If you are looking for a way to focus on the positive then volunteering could be for you. More and more people are getting involved in volunteering, putting their own time and energy into activities for the benefit of society, the community or the environment.

There are lots of ways in which you can volunteer in policing, from becoming an Independent Custody Visitor to volunteering as a Special Constable.

Independent custody visitors are volunteers who visit in pairs to check on the treatment of detainees, the conditions in which they are being held and that their rights and entitlements are being observed.  If you are interested in human rights and are good at listening and observing, then you could become an Independent Custody Visitor.

The Office of the Police and Crime Commissioner is currently recruiting new visitors.

For more information about the role, please visit the information page:

Special Constables play an important role in providing additional officers at local events, such as peak times on Friday and Saturday nights. They provide vital support across a whole range of policing activities, helping the force to meet policing needs and increasing the level of satisfaction of the police within communities. People join the Special Constabulary for many different reasons, and it’s a great way to support and protect your local community. Special Constables are expected to carry out the same duties as their regular Police colleagues. They are issued with the same uniform and equipment and are given full Police training.
For more information, go to

Police Support Volunteers give their time and enthusiasm to make a difference to their community and help Cambridgeshire Constabulary create a safer Cambridgeshire.

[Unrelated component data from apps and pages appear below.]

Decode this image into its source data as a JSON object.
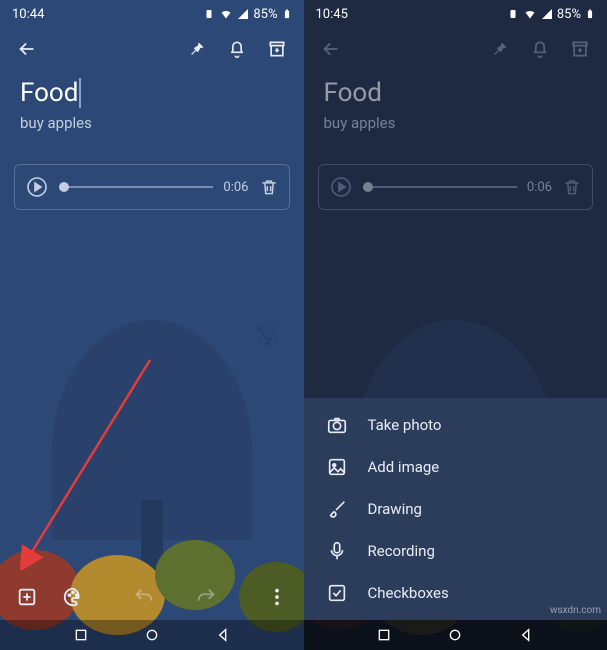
{
  "left": {
    "status": {
      "time": "10:44",
      "battery_pct": "85%"
    },
    "note": {
      "title": "Food",
      "body": "buy apples"
    },
    "player": {
      "duration": "0:06"
    }
  },
  "right": {
    "status": {
      "time": "10:45",
      "battery_pct": "85%"
    },
    "note": {
      "title": "Food",
      "body": "buy apples"
    },
    "player": {
      "duration": "0:06"
    },
    "menu": {
      "take_photo": "Take photo",
      "add_image": "Add image",
      "drawing": "Drawing",
      "recording": "Recording",
      "checkboxes": "Checkboxes"
    }
  },
  "watermark": "wsxdn.com"
}
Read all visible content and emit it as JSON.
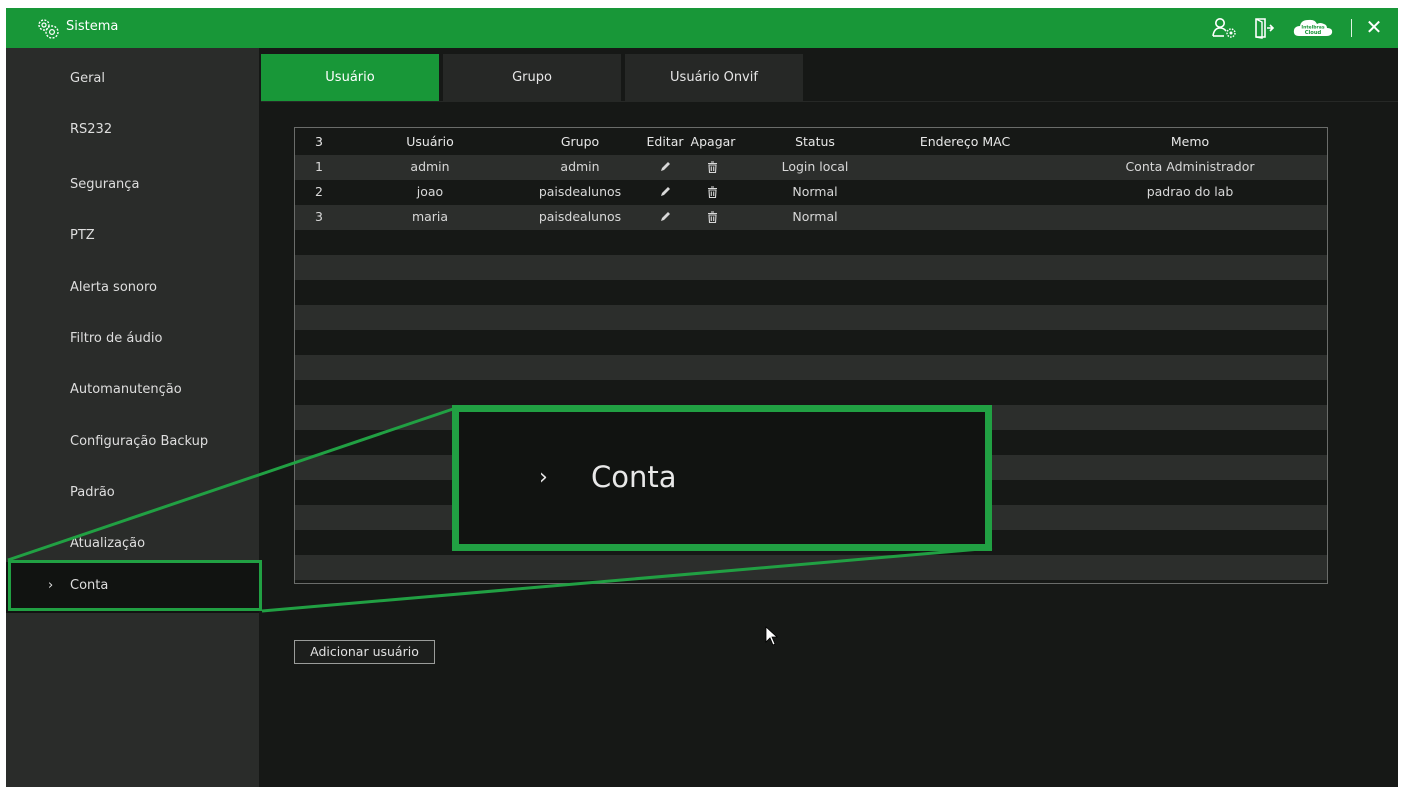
{
  "titlebar": {
    "title": "Sistema",
    "icons": [
      "settings-icon",
      "user-settings-icon",
      "logout-icon",
      "cloud-icon",
      "close-icon"
    ],
    "cloud_badge_top": "Intelbras",
    "cloud_badge_bottom": "Cloud",
    "close_glyph": "✕"
  },
  "sidebar": {
    "items": [
      {
        "label": "Geral"
      },
      {
        "label": "RS232"
      },
      {
        "label": "Segurança"
      },
      {
        "label": "PTZ"
      },
      {
        "label": "Alerta sonoro"
      },
      {
        "label": "Filtro de áudio"
      },
      {
        "label": "Automanutenção"
      },
      {
        "label": "Configuração Backup"
      },
      {
        "label": "Padrão"
      },
      {
        "label": "Atualização"
      },
      {
        "label": "Conta",
        "active": true
      }
    ],
    "active_chevron": "›"
  },
  "tabs": [
    {
      "label": "Usuário",
      "active": true
    },
    {
      "label": "Grupo"
    },
    {
      "label": "Usuário Onvif"
    }
  ],
  "table": {
    "header": {
      "count": "3",
      "user": "Usuário",
      "group": "Grupo",
      "edit": "Editar",
      "delete": "Apagar",
      "status": "Status",
      "mac": "Endereço MAC",
      "memo": "Memo"
    },
    "rows": [
      {
        "num": "1",
        "user": "admin",
        "group": "admin",
        "status": "Login local",
        "mac": "",
        "memo": "Conta Administrador"
      },
      {
        "num": "2",
        "user": "joao",
        "group": "paisdealunos",
        "status": "Normal",
        "mac": "",
        "memo": "padrao do lab"
      },
      {
        "num": "3",
        "user": "maria",
        "group": "paisdealunos",
        "status": "Normal",
        "mac": "",
        "memo": ""
      }
    ]
  },
  "zoom_callout": {
    "chevron": "›",
    "label": "Conta"
  },
  "add_user_button": "Adicionar usuário",
  "colors": {
    "accent": "#189738",
    "highlight": "#21a043",
    "background": "#161816",
    "sidebar": "#2a2c2a"
  }
}
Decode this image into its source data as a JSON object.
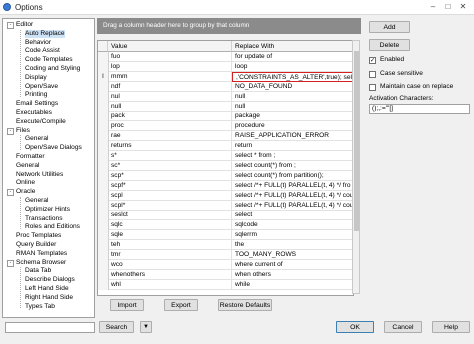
{
  "window": {
    "title": "Options"
  },
  "tree": {
    "items": [
      {
        "label": "Editor",
        "expanded": true
      },
      {
        "label": "Auto Replace",
        "selected": true
      },
      {
        "label": "Behavior"
      },
      {
        "label": "Code Assist"
      },
      {
        "label": "Code Templates"
      },
      {
        "label": "Coding and Styling"
      },
      {
        "label": "Display"
      },
      {
        "label": "Open/Save"
      },
      {
        "label": "Printing"
      },
      {
        "label": "Email Settings"
      },
      {
        "label": "Executables"
      },
      {
        "label": "Execute/Compile"
      },
      {
        "label": "Files",
        "expanded": true
      },
      {
        "label": "General"
      },
      {
        "label": "Open/Save Dialogs"
      },
      {
        "label": "Formatter"
      },
      {
        "label": "General"
      },
      {
        "label": "Network Utilities"
      },
      {
        "label": "Online"
      },
      {
        "label": "Oracle",
        "expanded": true
      },
      {
        "label": "General"
      },
      {
        "label": "Optimizer Hints"
      },
      {
        "label": "Transactions"
      },
      {
        "label": "Roles and Editions"
      },
      {
        "label": "Proc Templates"
      },
      {
        "label": "Query Builder"
      },
      {
        "label": "RMAN Templates"
      },
      {
        "label": "Schema Browser",
        "expanded": true
      },
      {
        "label": "Data Tab"
      },
      {
        "label": "Describe Dialogs"
      },
      {
        "label": "Left Hand Side"
      },
      {
        "label": "Right Hand Side"
      },
      {
        "label": "Types Tab"
      }
    ]
  },
  "grid": {
    "group_hint": "Drag a column header here to group by that column",
    "columns": [
      "Value",
      "Replace With"
    ],
    "rows": [
      {
        "value": "fuo",
        "replace": "for update of"
      },
      {
        "value": "lop",
        "replace": "loop"
      },
      {
        "value": "mmm",
        "replace": ",'CONSTRAINTS_AS_ALTER',true); select db",
        "editing": true
      },
      {
        "value": "ndf",
        "replace": "NO_DATA_FOUND"
      },
      {
        "value": "nul",
        "replace": "null"
      },
      {
        "value": "null",
        "replace": "null"
      },
      {
        "value": "pack",
        "replace": "package"
      },
      {
        "value": "proc",
        "replace": "procedure"
      },
      {
        "value": "rae",
        "replace": "RAISE_APPLICATION_ERROR"
      },
      {
        "value": "returns",
        "replace": "return"
      },
      {
        "value": "s*",
        "replace": "select * from ;"
      },
      {
        "value": "sc*",
        "replace": "select count(*) from ;"
      },
      {
        "value": "scp*",
        "replace": "select count(*) from partition();"
      },
      {
        "value": "scpf*",
        "replace": "select /*+ FULL(t) PARALLEL(t, 4) */ fro"
      },
      {
        "value": "scpl",
        "replace": "select /*+ FULL(t) PARALLEL(t, 4) */ cou"
      },
      {
        "value": "scpl*",
        "replace": "select /*+ FULL(t) PARALLEL(t, 4) */ cou"
      },
      {
        "value": "seslct",
        "replace": "select"
      },
      {
        "value": "sqlc",
        "replace": "sqlcode"
      },
      {
        "value": "sqle",
        "replace": "sqlerrm"
      },
      {
        "value": "teh",
        "replace": "the"
      },
      {
        "value": "tmr",
        "replace": "TOO_MANY_ROWS"
      },
      {
        "value": "wco",
        "replace": "where current of"
      },
      {
        "value": "whenothers",
        "replace": "when others"
      },
      {
        "value": "whl",
        "replace": "while"
      }
    ]
  },
  "buttons": {
    "add": "Add",
    "delete": "Delete",
    "import": "Import",
    "export": "Export",
    "restore": "Restore Defaults",
    "search": "Search",
    "ok": "OK",
    "cancel": "Cancel",
    "help": "Help"
  },
  "options": {
    "enabled_label": "Enabled",
    "enabled": true,
    "case_sensitive_label": "Case sensitive",
    "case_sensitive": false,
    "maintain_case_label": "Maintain case on replace",
    "maintain_case": false,
    "activation_label": "Activation Characters:",
    "activation_value": "();,:=\"'[]"
  },
  "search": {
    "value": ""
  },
  "colors": {
    "group_bar": "#8b8b8b",
    "selection": "#cfe3f7",
    "edit_border": "#d42020"
  }
}
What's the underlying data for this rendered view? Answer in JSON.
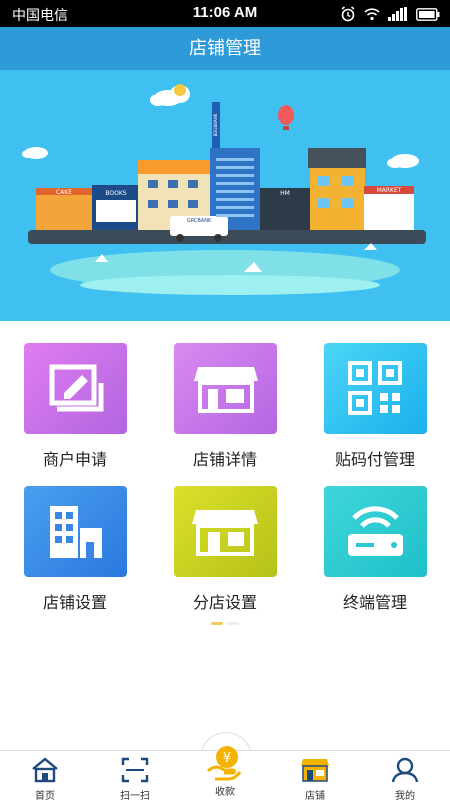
{
  "status_bar": {
    "carrier": "中国电信",
    "time": "11:06 AM"
  },
  "header": {
    "title": "店铺管理"
  },
  "banner": {
    "shop_signs": [
      "CAKE",
      "BOOKS",
      "HM",
      "MARKET"
    ],
    "truck_text": "GRCBANK",
    "tower_text": "BDGBBANK"
  },
  "tiles": [
    {
      "label": "商户申请",
      "color": "#c977e8",
      "icon": "edit-icon"
    },
    {
      "label": "店铺详情",
      "color": "#c977e8",
      "icon": "storefront-icon"
    },
    {
      "label": "贴码付管理",
      "color": "#29c0f0",
      "icon": "qr-code-icon"
    },
    {
      "label": "店铺设置",
      "color": "#3b8fe6",
      "icon": "building-icon"
    },
    {
      "label": "分店设置",
      "color": "#c4cc1e",
      "icon": "branch-store-icon"
    },
    {
      "label": "终端管理",
      "color": "#2cc8cf",
      "icon": "router-icon"
    }
  ],
  "tabbar": {
    "items": [
      {
        "label": "首页",
        "icon": "home-icon"
      },
      {
        "label": "扫一扫",
        "icon": "scan-icon"
      },
      {
        "label": "收款",
        "icon": "collect-money-icon"
      },
      {
        "label": "店铺",
        "icon": "shop-icon"
      },
      {
        "label": "我的",
        "icon": "profile-icon"
      }
    ]
  },
  "colors": {
    "header_bg": "#2e9bd8",
    "banner_bg": "#3fc0f0",
    "tab_accent": "#f4b300"
  }
}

Volunteers can assist in a variety of ways including supporting the major crime unit, coordinating Speed Watch, working on crime reduction initiatives and volunteering on community engagement projects.

For more information visit

Introducing a Volunteer Police Cadet Scheme in Cambridgeshire was a high priority for Sir Graham Bright when he took office as the first Police and Crime Commissioner in 2012.

Since those early days the scheme has attracted more and more young people who want to do their bit to help keep their communities safer. Volunteers follow an intensive 13-week induction programme which prepares them to support their local communities. Topics covered during the course include crime prevention, local policing and being a good citizen. Volunteering activities can also count towards the Princes Trust/Duke of Edinburgh schemes.

The first programme was set up in Peterborough, in partnership with the Thomas Deacon Academy and a second is now established in Soham, affiliated with Soham Village College. A third unit is currently under development in Wisbech with plans to roll the scheme out to Cambourne and Cambridge City.

If you are based in any of these areas and would like more information about the role, visit:

Police and Crime Commissioner, Sir Graham Bright says:

“Volunteering can help to increase skills, confidence and self-esteem as well as generally lift your mood. The right match can help you meet new people, learn new skills and even advance your career. The citizens’ role in policing continues to be as vital today as it was in the creation of the Peelian principles on which the police service was founded.”

For a summary of volunteering opportunities visit: